### GOAL OF THE EXERCISE
Your result will be the set of lines with "Help", copied from the material below.

### INPUT DATA
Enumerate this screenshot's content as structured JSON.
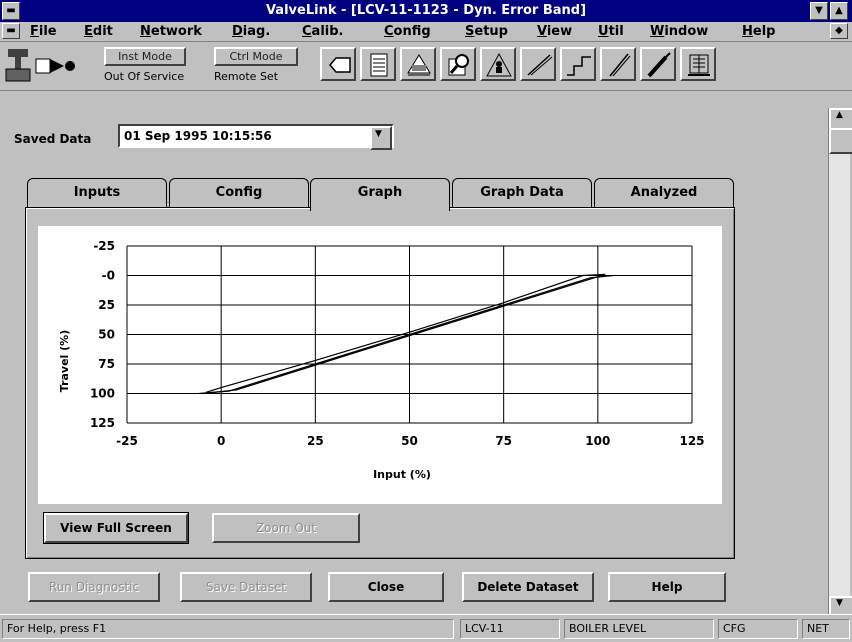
{
  "window": {
    "title": "ValveLink - [LCV-11-1123 - Dyn. Error Band]"
  },
  "menu": {
    "items": [
      "File",
      "Edit",
      "Network",
      "Diag.",
      "Calib.",
      "Config",
      "Setup",
      "View",
      "Util",
      "Window",
      "Help"
    ]
  },
  "toolbar": {
    "inst_mode_label": "Inst Mode",
    "ctrl_mode_label": "Ctrl Mode",
    "inst_mode_status": "Out Of Service",
    "ctrl_mode_status": "Remote Set"
  },
  "saved_data": {
    "label": "Saved Data",
    "value": "01 Sep 1995 10:15:56"
  },
  "tabs": [
    "Inputs",
    "Config",
    "Graph",
    "Graph Data",
    "Analyzed"
  ],
  "active_tab": "Graph",
  "graph_buttons": {
    "full_screen": "View Full Screen",
    "zoom_out": "Zoom Out"
  },
  "bottom_buttons": {
    "run_diag": "Run Diagnostic",
    "save_dataset": "Save Dataset",
    "close": "Close",
    "delete_dataset": "Delete Dataset",
    "help": "Help"
  },
  "status": {
    "help_text": "For Help, press F1",
    "tag": "LCV-11",
    "description": "BOILER LEVEL",
    "mode": "CFG",
    "net": "NET"
  },
  "chart_data": {
    "type": "line",
    "xlabel": "Input (%)",
    "ylabel": "Travel (%)",
    "xlim": [
      -25,
      125
    ],
    "ylim": [
      -25,
      125
    ],
    "y_inverted": true,
    "x_ticks": [
      "-25",
      "0",
      "25",
      "50",
      "75",
      "100",
      "125"
    ],
    "y_ticks": [
      "-25",
      "-0",
      "25",
      "50",
      "75",
      "100",
      "125"
    ],
    "grid": true,
    "series": [
      {
        "x": [
          -6,
          2,
          25,
          50,
          75,
          98,
          104
        ],
        "y": [
          100,
          98,
          75,
          50,
          25,
          2,
          0
        ]
      },
      {
        "x": [
          -4,
          0,
          25,
          50,
          75,
          96,
          102
        ],
        "y": [
          99,
          95,
          72,
          48,
          23,
          0,
          -1
        ]
      },
      {
        "x": [
          -5,
          4,
          27,
          52,
          77,
          100,
          103
        ],
        "y": [
          100,
          97,
          74,
          49,
          24,
          1,
          0
        ]
      }
    ]
  }
}
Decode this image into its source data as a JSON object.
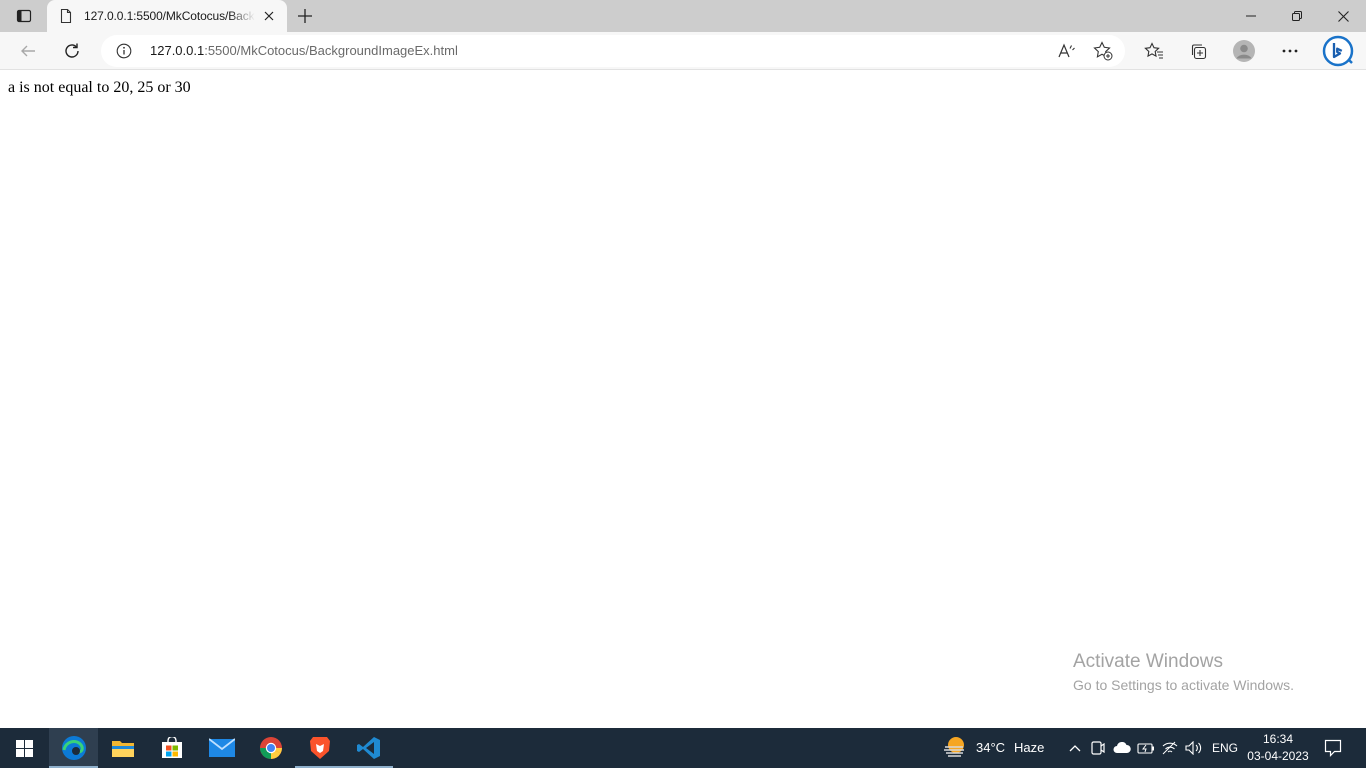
{
  "browser": {
    "tab": {
      "title": "127.0.0.1:5500/MkCotocus/BackgroundImageEx.html"
    },
    "address": {
      "host": "127.0.0.1",
      "rest": ":5500/MkCotocus/BackgroundImageEx.html"
    },
    "icons": {
      "tab_actions": "tab-actions-icon",
      "page": "page-icon",
      "close": "close-icon",
      "new_tab": "plus-icon",
      "back": "back-arrow-icon",
      "refresh": "refresh-icon",
      "info": "info-icon",
      "read_aloud": "read-aloud-icon",
      "add_favorite": "add-favorite-icon",
      "favorites": "favorites-icon",
      "collections": "collections-icon",
      "profile": "profile-icon",
      "more": "more-icon",
      "bing": "bing-icon"
    }
  },
  "page": {
    "text": "a is not equal to 20, 25 or 30"
  },
  "watermark": {
    "title": "Activate Windows",
    "subtitle": "Go to Settings to activate Windows."
  },
  "taskbar": {
    "apps": [
      "start",
      "edge",
      "file-explorer",
      "microsoft-store",
      "mail",
      "chrome",
      "brave",
      "vscode"
    ],
    "weather": {
      "temp": "34°C",
      "condition": "Haze"
    },
    "language": "ENG",
    "time": "16:34",
    "date": "03-04-2023"
  },
  "colors": {
    "tabbar": "#cdcdcd",
    "toolbar": "#f7f7f7",
    "taskbar": "#1c2b3a",
    "edge_accent": "#0c7ad6"
  }
}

### SOLUTION FOR THIS TASK
      "Help"
    "help": "Help"
    "help_text": "For Help, press F1",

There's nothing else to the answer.